# Task instructions
Lines from the entries below that hold "content" form the answer; copy all of them.
======== Entries provided ========
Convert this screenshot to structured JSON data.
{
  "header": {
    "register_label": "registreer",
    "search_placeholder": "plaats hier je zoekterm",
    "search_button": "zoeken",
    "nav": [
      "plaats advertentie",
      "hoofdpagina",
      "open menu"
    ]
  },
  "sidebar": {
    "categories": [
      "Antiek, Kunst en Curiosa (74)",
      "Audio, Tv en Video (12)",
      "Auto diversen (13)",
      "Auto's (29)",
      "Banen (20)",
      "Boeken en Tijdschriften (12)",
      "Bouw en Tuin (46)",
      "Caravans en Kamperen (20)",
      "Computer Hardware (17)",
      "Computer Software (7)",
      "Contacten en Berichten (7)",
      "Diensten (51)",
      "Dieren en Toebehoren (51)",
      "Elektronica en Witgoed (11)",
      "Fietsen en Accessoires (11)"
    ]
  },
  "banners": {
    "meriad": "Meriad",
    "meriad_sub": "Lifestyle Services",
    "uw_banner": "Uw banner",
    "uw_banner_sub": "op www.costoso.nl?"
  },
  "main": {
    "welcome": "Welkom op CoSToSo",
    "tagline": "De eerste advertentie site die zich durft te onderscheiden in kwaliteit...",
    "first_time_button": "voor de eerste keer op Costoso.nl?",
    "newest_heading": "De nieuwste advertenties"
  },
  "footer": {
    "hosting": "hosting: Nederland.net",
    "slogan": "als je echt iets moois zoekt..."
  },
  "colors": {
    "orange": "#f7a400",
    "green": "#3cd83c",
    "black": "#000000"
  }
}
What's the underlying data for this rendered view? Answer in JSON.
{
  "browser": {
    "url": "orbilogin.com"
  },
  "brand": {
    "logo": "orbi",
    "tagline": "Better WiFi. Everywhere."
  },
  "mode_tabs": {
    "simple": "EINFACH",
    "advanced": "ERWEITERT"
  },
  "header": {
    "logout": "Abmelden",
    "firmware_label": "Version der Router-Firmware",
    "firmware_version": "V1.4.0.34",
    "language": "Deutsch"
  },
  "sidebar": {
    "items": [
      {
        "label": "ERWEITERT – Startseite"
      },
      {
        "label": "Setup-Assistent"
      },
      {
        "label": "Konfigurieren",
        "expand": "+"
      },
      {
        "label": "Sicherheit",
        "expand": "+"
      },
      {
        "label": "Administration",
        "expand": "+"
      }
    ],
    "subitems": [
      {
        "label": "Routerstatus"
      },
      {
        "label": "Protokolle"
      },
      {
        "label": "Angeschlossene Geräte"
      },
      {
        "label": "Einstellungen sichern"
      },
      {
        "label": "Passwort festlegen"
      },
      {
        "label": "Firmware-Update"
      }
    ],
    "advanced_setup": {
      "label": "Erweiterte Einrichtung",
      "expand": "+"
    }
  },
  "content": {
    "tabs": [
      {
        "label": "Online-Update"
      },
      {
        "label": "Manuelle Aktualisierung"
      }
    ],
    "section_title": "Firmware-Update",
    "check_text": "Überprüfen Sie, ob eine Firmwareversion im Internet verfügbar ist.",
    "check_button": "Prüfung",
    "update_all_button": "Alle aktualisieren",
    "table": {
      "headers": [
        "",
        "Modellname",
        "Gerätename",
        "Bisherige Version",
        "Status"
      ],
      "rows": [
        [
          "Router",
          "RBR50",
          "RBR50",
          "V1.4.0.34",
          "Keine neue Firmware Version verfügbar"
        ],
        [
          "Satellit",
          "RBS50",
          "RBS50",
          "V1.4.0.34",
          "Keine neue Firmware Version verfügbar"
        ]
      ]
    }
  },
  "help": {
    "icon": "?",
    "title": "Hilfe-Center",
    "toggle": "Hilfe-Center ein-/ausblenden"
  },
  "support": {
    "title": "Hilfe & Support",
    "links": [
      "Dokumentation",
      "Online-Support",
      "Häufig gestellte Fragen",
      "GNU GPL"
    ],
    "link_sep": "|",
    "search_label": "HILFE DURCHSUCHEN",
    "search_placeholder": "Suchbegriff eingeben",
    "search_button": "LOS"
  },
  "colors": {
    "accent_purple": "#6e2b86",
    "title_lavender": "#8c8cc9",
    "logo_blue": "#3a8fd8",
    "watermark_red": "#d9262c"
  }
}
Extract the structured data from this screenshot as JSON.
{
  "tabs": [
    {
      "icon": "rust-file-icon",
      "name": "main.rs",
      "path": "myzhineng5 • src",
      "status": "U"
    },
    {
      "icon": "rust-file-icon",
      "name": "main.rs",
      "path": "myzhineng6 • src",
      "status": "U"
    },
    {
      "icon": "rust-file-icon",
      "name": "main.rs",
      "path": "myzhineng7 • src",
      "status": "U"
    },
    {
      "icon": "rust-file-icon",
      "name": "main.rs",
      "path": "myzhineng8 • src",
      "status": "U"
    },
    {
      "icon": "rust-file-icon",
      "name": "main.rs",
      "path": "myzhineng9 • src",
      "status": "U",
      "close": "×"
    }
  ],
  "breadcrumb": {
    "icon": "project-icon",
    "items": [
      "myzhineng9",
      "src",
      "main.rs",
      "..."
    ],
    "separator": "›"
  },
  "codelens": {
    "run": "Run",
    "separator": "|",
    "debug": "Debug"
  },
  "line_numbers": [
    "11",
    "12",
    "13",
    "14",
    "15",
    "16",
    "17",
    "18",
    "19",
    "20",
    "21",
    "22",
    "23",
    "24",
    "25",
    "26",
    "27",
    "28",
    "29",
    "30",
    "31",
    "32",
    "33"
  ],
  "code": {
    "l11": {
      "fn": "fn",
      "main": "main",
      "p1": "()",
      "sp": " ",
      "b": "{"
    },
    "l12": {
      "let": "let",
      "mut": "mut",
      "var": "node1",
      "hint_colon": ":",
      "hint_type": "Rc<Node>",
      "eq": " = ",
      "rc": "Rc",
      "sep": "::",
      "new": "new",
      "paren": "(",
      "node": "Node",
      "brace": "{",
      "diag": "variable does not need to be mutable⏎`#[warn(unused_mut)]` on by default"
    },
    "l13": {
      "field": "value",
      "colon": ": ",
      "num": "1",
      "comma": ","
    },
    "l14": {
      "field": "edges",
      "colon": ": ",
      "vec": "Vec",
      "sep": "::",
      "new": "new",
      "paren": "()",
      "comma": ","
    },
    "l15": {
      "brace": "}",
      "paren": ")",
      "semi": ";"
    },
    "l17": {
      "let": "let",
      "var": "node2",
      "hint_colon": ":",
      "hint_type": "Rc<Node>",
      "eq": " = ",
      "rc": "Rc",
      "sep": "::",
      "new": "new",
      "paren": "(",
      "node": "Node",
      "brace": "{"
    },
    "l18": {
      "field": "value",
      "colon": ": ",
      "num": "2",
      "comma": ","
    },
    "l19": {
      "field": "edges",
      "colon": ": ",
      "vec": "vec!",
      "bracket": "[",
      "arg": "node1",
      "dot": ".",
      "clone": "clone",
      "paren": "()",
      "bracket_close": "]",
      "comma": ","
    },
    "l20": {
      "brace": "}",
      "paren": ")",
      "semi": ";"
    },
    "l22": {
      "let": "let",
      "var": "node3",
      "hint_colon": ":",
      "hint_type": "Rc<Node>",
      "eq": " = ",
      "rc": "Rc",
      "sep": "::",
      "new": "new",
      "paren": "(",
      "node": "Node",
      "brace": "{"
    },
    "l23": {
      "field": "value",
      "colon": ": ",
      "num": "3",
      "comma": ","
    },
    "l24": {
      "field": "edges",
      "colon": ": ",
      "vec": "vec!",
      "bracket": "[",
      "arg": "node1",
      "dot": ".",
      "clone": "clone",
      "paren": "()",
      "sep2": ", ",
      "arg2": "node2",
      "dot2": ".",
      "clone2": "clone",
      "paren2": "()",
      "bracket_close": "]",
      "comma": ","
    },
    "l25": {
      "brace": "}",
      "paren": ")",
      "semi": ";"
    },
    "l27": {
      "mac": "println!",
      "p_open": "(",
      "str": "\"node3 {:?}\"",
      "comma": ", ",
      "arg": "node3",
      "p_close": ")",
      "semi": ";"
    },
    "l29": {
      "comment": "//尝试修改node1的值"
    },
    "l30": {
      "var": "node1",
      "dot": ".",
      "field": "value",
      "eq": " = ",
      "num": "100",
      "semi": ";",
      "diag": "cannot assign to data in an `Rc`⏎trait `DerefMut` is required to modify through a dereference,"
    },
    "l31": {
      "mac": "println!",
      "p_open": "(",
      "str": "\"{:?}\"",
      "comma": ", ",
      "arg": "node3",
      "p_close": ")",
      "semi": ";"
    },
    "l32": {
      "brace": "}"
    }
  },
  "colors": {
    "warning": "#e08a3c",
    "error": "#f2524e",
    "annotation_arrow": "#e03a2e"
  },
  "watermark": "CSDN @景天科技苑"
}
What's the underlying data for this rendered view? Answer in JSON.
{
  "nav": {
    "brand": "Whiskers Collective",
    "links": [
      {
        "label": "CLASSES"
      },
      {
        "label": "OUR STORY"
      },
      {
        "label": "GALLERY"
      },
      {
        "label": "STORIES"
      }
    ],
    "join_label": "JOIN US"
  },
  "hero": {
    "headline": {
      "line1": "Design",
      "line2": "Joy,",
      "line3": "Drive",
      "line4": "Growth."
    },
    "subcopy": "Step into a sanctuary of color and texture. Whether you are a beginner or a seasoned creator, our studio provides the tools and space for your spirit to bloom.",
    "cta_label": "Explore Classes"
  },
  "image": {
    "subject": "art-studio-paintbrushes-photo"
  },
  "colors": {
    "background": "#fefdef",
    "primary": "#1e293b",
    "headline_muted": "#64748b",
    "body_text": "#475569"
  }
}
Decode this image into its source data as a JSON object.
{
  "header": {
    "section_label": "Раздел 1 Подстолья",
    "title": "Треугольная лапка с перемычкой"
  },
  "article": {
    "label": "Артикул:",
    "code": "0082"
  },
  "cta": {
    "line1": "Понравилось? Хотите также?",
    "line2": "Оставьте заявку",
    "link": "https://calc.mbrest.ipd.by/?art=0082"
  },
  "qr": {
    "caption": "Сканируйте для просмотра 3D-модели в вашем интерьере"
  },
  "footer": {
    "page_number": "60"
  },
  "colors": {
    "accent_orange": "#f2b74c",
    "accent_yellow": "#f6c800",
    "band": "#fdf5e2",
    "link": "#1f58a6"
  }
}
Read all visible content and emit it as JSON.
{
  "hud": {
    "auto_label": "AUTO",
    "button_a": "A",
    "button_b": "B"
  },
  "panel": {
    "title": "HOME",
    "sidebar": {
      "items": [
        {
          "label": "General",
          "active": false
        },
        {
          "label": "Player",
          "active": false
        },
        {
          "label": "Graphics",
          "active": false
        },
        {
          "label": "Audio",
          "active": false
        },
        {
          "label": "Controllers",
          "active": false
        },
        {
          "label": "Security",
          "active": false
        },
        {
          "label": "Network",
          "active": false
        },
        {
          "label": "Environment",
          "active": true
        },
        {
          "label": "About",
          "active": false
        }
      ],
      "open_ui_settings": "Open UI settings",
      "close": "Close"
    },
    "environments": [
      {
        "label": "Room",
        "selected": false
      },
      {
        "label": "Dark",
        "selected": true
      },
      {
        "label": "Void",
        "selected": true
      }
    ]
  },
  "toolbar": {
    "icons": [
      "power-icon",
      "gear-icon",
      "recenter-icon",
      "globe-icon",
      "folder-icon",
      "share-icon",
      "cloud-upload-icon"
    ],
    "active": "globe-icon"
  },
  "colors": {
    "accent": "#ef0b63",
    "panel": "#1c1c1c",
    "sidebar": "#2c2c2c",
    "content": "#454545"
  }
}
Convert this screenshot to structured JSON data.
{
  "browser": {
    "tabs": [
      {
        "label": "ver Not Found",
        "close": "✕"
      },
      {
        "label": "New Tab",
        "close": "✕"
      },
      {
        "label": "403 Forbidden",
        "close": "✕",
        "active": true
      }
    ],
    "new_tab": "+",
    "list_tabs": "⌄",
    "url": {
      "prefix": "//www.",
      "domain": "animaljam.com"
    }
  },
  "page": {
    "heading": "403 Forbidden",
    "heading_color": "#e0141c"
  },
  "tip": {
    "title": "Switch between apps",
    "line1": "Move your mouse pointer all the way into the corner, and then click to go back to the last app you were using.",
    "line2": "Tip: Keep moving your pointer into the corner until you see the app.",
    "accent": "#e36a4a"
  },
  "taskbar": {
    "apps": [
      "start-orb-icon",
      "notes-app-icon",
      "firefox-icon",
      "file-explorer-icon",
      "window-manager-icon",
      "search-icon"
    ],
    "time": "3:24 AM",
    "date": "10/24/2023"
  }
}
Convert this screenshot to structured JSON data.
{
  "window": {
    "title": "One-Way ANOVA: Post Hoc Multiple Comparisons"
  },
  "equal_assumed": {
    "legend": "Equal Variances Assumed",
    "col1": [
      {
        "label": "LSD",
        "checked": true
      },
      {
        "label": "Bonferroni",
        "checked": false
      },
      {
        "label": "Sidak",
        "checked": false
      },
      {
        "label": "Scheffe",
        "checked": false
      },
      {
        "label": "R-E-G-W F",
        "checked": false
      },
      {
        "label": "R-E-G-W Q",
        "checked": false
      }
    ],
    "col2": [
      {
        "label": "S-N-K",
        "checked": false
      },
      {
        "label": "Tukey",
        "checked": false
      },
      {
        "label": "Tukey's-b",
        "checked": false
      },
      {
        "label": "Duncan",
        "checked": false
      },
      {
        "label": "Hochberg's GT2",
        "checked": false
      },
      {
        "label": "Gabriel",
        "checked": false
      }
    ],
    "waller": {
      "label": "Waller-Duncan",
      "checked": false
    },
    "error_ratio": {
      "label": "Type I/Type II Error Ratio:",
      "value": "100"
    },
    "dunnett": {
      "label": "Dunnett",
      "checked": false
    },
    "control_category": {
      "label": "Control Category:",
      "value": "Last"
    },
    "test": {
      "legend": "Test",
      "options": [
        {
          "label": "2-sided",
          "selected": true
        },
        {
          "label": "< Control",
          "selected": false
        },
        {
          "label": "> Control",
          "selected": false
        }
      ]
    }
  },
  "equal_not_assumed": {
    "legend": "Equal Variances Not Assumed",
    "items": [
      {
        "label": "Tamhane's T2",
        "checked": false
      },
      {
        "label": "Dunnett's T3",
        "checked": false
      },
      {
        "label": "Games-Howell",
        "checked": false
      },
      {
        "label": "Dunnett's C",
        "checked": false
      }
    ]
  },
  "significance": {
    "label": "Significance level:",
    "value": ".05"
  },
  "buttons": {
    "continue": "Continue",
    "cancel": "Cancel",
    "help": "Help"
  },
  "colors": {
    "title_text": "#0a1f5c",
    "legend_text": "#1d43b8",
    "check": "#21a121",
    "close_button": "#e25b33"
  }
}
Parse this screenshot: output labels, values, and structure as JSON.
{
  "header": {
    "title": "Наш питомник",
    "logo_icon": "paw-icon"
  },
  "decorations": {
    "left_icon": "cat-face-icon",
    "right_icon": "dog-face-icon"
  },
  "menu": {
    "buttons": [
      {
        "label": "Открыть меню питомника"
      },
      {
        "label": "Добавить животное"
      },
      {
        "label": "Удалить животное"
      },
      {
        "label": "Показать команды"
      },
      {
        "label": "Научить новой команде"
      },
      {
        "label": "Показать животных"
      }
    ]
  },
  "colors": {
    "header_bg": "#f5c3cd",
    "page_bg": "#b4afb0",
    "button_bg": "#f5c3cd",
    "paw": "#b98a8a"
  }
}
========
# Answer box
  "content": {
Read all visible content and emit it as JSON.
    "content": "#454545"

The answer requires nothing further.